───── Material supplied ─────

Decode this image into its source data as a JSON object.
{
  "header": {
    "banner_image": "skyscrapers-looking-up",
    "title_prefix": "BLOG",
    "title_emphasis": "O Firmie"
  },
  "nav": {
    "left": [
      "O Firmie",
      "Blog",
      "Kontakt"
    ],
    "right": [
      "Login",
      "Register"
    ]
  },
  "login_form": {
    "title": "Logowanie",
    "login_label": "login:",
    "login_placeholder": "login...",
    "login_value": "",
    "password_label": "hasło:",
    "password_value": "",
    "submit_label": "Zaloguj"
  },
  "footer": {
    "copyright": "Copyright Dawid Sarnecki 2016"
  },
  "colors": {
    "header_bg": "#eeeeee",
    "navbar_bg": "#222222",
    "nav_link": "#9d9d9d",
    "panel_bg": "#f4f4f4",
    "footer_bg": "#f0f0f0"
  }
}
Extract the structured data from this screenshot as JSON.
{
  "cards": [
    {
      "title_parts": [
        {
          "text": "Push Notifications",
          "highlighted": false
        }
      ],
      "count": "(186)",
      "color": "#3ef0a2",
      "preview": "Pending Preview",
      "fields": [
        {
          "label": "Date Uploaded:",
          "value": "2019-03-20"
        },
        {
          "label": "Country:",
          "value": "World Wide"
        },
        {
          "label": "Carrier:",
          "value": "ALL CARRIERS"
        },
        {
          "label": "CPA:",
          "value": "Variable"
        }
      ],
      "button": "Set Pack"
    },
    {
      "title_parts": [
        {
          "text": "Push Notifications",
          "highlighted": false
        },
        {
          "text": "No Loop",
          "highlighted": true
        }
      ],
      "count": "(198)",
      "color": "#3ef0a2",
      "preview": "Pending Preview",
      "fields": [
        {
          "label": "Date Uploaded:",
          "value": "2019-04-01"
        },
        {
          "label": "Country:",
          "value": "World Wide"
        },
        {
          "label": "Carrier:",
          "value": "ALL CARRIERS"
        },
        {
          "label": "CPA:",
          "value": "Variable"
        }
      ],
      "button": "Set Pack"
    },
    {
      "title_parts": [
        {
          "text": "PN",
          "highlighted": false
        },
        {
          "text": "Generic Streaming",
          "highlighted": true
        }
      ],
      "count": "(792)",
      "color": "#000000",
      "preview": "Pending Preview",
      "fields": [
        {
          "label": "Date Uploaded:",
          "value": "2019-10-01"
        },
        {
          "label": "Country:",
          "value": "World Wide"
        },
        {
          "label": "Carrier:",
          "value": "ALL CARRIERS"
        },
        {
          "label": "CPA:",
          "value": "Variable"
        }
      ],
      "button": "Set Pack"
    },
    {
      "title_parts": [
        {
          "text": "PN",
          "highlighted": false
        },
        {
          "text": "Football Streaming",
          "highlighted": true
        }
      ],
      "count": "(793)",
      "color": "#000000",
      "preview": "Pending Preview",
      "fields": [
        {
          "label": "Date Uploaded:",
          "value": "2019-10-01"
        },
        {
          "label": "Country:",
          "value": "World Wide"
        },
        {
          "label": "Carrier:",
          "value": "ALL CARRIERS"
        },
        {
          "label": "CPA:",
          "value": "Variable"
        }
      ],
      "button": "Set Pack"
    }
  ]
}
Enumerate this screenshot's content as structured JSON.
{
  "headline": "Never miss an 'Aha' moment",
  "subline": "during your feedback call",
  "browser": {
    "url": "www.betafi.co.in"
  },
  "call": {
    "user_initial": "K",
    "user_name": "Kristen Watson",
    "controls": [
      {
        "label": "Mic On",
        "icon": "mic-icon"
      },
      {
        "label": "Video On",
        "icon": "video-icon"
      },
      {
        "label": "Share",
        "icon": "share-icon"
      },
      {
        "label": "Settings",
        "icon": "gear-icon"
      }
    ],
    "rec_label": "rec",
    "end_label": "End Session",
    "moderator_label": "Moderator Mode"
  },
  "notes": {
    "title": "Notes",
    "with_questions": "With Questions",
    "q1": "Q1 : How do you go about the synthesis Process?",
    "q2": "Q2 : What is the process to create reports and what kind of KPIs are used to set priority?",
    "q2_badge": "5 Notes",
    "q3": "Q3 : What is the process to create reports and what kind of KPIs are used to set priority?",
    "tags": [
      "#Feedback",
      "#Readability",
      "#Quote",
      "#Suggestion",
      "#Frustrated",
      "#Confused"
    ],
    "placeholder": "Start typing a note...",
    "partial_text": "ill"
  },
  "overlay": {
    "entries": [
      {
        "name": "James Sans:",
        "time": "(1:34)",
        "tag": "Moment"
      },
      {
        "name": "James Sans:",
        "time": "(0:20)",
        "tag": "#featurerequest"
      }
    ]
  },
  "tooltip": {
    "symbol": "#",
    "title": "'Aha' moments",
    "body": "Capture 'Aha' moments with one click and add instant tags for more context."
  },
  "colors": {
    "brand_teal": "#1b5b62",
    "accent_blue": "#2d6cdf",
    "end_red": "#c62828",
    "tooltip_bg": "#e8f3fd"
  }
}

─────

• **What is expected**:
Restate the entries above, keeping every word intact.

• **Answer to this exercise**:
Decode this image into its source data as a JSON object.
{
  "header": {
    "banner_image": "skyscrapers-looking-up",
    "title_prefix": "BLOG",
    "title_emphasis": "O Firmie"
  },
  "nav": {
    "left": [
      "O Firmie",
      "Blog",
      "Kontakt"
    ],
    "right": [
      "Login",
      "Register"
    ]
  },
  "login_form": {
    "title": "Logowanie",
    "login_label": "login:",
    "login_placeholder": "login...",
    "login_value": "",
    "password_label": "hasło:",
    "password_value": "",
    "submit_label": "Zaloguj"
  },
  "footer": {
    "copyright": "Copyright Dawid Sarnecki 2016"
  },
  "colors": {
    "header_bg": "#eeeeee",
    "navbar_bg": "#222222",
    "nav_link": "#9d9d9d",
    "panel_bg": "#f4f4f4",
    "footer_bg": "#f0f0f0"
  }
}
Extract the structured data from this screenshot as JSON.
{
  "cards": [
    {
      "title_parts": [
        {
          "text": "Push Notifications",
          "highlighted": false
        }
      ],
      "count": "(186)",
      "color": "#3ef0a2",
      "preview": "Pending Preview",
      "fields": [
        {
          "label": "Date Uploaded:",
          "value": "2019-03-20"
        },
        {
          "label": "Country:",
          "value": "World Wide"
        },
        {
          "label": "Carrier:",
          "value": "ALL CARRIERS"
        },
        {
          "label": "CPA:",
          "value": "Variable"
        }
      ],
      "button": "Set Pack"
    },
    {
      "title_parts": [
        {
          "text": "Push Notifications",
          "highlighted": false
        },
        {
          "text": "No Loop",
          "highlighted": true
        }
      ],
      "count": "(198)",
      "color": "#3ef0a2",
      "preview": "Pending Preview",
      "fields": [
        {
          "label": "Date Uploaded:",
          "value": "2019-04-01"
        },
        {
          "label": "Country:",
          "value": "World Wide"
        },
        {
          "label": "Carrier:",
          "value": "ALL CARRIERS"
        },
        {
          "label": "CPA:",
          "value": "Variable"
        }
      ],
      "button": "Set Pack"
    },
    {
      "title_parts": [
        {
          "text": "PN",
          "highlighted": false
        },
        {
          "text": "Generic Streaming",
          "highlighted": true
        }
      ],
      "count": "(792)",
      "color": "#000000",
      "preview": "Pending Preview",
      "fields": [
        {
          "label": "Date Uploaded:",
          "value": "2019-10-01"
        },
        {
          "label": "Country:",
          "value": "World Wide"
        },
        {
          "label": "Carrier:",
          "value": "ALL CARRIERS"
        },
        {
          "label": "CPA:",
          "value": "Variable"
        }
      ],
      "button": "Set Pack"
    },
    {
      "title_parts": [
        {
          "text": "PN",
          "highlighted": false
        },
        {
          "text": "Football Streaming",
          "highlighted": true
        }
      ],
      "count": "(793)",
      "color": "#000000",
      "preview": "Pending Preview",
      "fields": [
        {
          "label": "Date Uploaded:",
          "value": "2019-10-01"
        },
        {
          "label": "Country:",
          "value": "World Wide"
        },
        {
          "label": "Carrier:",
          "value": "ALL CARRIERS"
        },
        {
          "label": "CPA:",
          "value": "Variable"
        }
      ],
      "button": "Set Pack"
    }
  ]
}
Enumerate this screenshot's content as structured JSON.
{
  "headline": "Never miss an 'Aha' moment",
  "subline": "during your feedback call",
  "browser": {
    "url": "www.betafi.co.in"
  },
  "call": {
    "user_initial": "K",
    "user_name": "Kristen Watson",
    "controls": [
      {
        "label": "Mic On",
        "icon": "mic-icon"
      },
      {
        "label": "Video On",
        "icon": "video-icon"
      },
      {
        "label": "Share",
        "icon": "share-icon"
      },
      {
        "label": "Settings",
        "icon": "gear-icon"
      }
    ],
    "rec_label": "rec",
    "end_label": "End Session",
    "moderator_label": "Moderator Mode"
  },
  "notes": {
    "title": "Notes",
    "with_questions": "With Questions",
    "q1": "Q1 : How do you go about the synthesis Process?",
    "q2": "Q2 : What is the process to create reports and what kind of KPIs are used to set priority?",
    "q2_badge": "5 Notes",
    "q3": "Q3 : What is the process to create reports and what kind of KPIs are used to set priority?",
    "tags": [
      "#Feedback",
      "#Readability",
      "#Quote",
      "#Suggestion",
      "#Frustrated",
      "#Confused"
    ],
    "placeholder": "Start typing a note...",
    "partial_text": "ill"
  },
  "overlay": {
    "entries": [
      {
        "name": "James Sans:",
        "time": "(1:34)",
        "tag": "Moment"
      },
      {
        "name": "James Sans:",
        "time": "(0:20)",
        "tag": "#featurerequest"
      }
    ]
  },
  "tooltip": {
    "symbol": "#",
    "title": "'Aha' moments",
    "body": "Capture 'Aha' moments with one click and add instant tags for more context."
  },
  "colors": {
    "brand_teal": "#1b5b62",
    "accent_blue": "#2d6cdf",
    "end_red": "#c62828",
    "tooltip_bg": "#e8f3fd"
  }
}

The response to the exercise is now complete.